California’s insurance commissioner on Thursday issued a one-year ban on insurers dropping policies on homes, rentals and businesses in wildfire-damaged areas. He also called on insurers to voluntarily stop dropping policyholders solely for wildfire risk reasons.
“I am calling on insurance companies to push the pause button on issuing non-renewals for one year,” the commissioner, Ricardo Lara, said in statement, “to give breathing room to communities and homeowners while they adapt and mitigate risks, give the Legislature time to work on additional lasting solutions, and allow California’s insurance market to stabilize.”
Lara invoked a law he wrote last year, as a Democratic state senator. The law prohibits insurers — for a year after a state of emergency had been declared — from canceling or refusing to renew insurance policies for residential property solely because a building is near a wildfire burn area.
California Gov. Gavin Newsom, a Democrat, declared a state of emergency in October, citing wind-fueled fires sweeping the state.
In many fire-prone Western states, it’s becoming more difficult to insure properties surrounded by forest, reachable only by backroads, or on slopes where a wildfire is likely to run. Insurance companies often require homeowners to cut back trees and undergrowth.
The problem may be most acute in California, where in recent years wildfires have flattened neighborhoods and the town of Paradise.
The California Department of Insurance in August reported a 6% one-year increase in insurers dropping policies in sparsely populated areas where the state has primary fire-fighting responsibility.
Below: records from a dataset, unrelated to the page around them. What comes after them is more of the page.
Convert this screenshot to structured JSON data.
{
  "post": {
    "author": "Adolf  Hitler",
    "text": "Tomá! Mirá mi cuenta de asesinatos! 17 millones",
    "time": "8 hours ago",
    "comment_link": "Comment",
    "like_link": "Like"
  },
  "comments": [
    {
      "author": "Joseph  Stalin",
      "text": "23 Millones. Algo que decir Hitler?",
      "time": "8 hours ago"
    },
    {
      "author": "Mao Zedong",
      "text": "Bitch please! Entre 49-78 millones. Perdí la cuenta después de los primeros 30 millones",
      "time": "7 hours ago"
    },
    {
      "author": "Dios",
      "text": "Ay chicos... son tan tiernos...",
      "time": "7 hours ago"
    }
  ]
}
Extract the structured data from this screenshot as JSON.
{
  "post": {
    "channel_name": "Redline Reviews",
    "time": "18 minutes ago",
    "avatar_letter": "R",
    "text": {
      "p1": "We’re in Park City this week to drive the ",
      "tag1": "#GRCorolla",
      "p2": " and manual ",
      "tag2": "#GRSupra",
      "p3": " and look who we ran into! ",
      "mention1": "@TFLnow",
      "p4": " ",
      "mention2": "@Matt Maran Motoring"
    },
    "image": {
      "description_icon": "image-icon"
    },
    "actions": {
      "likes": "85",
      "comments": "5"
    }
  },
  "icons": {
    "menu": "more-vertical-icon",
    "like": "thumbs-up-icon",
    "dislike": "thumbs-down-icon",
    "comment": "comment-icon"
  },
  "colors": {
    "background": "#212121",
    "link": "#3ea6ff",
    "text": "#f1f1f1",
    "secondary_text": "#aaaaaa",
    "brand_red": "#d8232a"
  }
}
In ZIP codes affected by major wildfires in 2015 and 2017, insurer-initiated non-renewals jumped by 10% last year, the agency said.
The moratorium will cover at least 800,000 homes, the department said.